[Data records for software interfaces]
****

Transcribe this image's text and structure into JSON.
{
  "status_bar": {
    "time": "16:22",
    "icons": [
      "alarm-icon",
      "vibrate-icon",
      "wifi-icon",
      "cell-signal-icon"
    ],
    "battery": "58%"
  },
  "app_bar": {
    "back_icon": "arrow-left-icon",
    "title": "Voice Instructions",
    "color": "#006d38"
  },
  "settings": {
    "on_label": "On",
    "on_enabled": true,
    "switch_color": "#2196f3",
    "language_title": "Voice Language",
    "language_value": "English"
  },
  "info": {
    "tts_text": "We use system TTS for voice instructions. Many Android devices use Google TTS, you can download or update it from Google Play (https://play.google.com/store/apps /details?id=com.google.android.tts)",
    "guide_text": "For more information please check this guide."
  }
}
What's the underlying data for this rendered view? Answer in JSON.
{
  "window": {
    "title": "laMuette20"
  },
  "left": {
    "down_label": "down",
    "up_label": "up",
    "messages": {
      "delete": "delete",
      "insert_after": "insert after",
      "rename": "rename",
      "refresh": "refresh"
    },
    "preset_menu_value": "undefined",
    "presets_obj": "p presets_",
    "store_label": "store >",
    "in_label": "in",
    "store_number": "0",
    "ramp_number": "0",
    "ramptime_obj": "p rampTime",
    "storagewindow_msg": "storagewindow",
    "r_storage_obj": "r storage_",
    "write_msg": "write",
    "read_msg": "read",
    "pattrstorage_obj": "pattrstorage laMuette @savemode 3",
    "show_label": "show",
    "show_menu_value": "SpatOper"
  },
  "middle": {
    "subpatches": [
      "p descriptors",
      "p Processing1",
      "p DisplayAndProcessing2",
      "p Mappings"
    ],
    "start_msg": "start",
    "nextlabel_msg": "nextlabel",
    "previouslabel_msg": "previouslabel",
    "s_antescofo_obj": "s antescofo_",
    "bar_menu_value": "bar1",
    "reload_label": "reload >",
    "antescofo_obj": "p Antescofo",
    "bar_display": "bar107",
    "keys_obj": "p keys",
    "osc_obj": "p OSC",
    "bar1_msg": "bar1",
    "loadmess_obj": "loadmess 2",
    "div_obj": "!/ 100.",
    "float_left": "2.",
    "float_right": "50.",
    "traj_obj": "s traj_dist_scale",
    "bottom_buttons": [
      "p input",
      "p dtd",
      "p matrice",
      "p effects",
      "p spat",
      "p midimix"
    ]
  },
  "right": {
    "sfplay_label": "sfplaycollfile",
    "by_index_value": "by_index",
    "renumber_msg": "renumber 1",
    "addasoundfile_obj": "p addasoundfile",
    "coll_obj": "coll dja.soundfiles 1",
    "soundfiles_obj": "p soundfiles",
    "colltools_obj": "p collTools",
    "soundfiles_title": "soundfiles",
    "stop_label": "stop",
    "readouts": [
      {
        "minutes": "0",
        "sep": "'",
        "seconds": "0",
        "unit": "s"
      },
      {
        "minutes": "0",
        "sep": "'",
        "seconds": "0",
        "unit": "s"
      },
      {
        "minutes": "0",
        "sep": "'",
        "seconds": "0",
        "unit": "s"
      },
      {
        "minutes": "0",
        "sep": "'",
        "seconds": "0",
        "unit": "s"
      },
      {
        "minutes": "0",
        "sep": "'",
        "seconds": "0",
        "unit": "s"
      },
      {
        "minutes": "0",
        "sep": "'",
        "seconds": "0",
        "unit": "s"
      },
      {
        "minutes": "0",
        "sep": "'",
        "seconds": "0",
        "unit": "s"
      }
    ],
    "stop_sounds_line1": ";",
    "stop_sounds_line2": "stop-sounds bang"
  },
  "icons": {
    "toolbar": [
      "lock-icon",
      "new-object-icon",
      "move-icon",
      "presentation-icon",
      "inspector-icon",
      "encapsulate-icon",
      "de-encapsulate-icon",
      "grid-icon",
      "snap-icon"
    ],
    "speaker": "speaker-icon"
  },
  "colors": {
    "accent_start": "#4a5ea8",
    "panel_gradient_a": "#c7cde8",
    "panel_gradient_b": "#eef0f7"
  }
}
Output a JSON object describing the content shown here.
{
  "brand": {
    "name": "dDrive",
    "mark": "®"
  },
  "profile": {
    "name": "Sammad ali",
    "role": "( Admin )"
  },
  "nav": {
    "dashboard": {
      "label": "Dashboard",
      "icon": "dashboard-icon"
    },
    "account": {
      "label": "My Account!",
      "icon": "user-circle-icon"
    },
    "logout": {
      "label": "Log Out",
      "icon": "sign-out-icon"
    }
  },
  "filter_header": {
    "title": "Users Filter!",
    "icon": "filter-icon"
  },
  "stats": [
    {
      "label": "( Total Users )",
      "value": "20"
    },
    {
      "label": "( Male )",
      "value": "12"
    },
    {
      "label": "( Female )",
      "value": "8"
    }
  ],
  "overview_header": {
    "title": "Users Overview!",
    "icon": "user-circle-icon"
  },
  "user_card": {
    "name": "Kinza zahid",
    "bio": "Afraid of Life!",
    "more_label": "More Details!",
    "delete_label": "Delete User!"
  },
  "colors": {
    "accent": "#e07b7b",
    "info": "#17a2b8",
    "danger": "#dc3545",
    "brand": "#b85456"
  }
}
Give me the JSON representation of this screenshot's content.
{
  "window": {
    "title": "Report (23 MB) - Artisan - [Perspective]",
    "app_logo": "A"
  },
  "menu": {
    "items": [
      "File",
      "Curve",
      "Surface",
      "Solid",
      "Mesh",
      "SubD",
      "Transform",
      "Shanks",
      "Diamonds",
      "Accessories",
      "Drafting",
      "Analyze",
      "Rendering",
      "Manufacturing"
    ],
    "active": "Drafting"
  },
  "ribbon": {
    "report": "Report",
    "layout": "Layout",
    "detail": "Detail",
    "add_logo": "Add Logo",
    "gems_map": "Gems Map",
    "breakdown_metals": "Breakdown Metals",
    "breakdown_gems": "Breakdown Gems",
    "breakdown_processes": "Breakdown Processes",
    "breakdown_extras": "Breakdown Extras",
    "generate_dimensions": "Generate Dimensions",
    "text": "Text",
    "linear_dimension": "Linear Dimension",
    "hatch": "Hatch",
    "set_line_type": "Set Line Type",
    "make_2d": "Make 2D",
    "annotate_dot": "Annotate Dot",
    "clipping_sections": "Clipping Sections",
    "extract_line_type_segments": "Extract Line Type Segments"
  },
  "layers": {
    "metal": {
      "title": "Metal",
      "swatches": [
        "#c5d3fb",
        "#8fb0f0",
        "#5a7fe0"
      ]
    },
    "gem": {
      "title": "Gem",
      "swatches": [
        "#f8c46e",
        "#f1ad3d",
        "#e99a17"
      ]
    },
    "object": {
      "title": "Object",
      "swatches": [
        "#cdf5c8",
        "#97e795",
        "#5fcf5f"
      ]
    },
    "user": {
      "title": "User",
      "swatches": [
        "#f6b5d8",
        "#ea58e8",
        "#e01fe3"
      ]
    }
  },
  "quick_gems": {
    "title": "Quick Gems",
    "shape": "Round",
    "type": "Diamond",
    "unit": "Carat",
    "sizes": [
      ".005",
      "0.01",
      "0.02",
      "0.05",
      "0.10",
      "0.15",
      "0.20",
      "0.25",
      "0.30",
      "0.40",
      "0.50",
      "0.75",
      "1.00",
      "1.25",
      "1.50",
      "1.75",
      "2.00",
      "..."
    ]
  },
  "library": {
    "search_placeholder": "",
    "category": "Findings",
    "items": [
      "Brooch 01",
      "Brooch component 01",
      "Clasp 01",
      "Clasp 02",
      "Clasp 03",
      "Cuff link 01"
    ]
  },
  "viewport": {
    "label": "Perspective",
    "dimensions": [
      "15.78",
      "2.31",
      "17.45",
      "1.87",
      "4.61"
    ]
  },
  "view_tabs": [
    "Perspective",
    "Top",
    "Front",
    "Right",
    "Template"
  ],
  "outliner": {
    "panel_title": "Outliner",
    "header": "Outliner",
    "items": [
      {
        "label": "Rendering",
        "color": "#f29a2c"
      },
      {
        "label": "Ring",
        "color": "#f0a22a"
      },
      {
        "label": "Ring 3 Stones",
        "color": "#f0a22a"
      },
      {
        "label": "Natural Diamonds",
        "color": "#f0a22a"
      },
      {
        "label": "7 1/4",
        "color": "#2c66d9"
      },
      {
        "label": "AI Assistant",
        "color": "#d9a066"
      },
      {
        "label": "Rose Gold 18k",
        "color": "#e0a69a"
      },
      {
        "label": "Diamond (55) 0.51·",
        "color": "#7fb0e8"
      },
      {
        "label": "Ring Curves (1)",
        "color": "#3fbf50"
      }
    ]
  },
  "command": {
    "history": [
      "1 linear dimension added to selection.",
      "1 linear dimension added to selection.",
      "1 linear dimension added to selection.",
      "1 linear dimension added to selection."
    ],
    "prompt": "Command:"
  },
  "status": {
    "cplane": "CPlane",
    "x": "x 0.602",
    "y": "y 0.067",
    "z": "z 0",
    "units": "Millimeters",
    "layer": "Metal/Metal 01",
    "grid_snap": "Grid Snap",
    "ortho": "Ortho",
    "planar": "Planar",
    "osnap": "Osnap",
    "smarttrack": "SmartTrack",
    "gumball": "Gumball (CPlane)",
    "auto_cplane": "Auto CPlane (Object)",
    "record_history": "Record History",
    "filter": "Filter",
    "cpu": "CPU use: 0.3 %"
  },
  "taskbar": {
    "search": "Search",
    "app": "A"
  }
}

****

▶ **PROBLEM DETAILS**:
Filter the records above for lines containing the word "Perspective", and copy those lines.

▶ **WRITTEN SOLUTION**:
    "title": "Report (23 MB) - Artisan - [Perspective]",
    "label": "Perspective",
    "Perspective",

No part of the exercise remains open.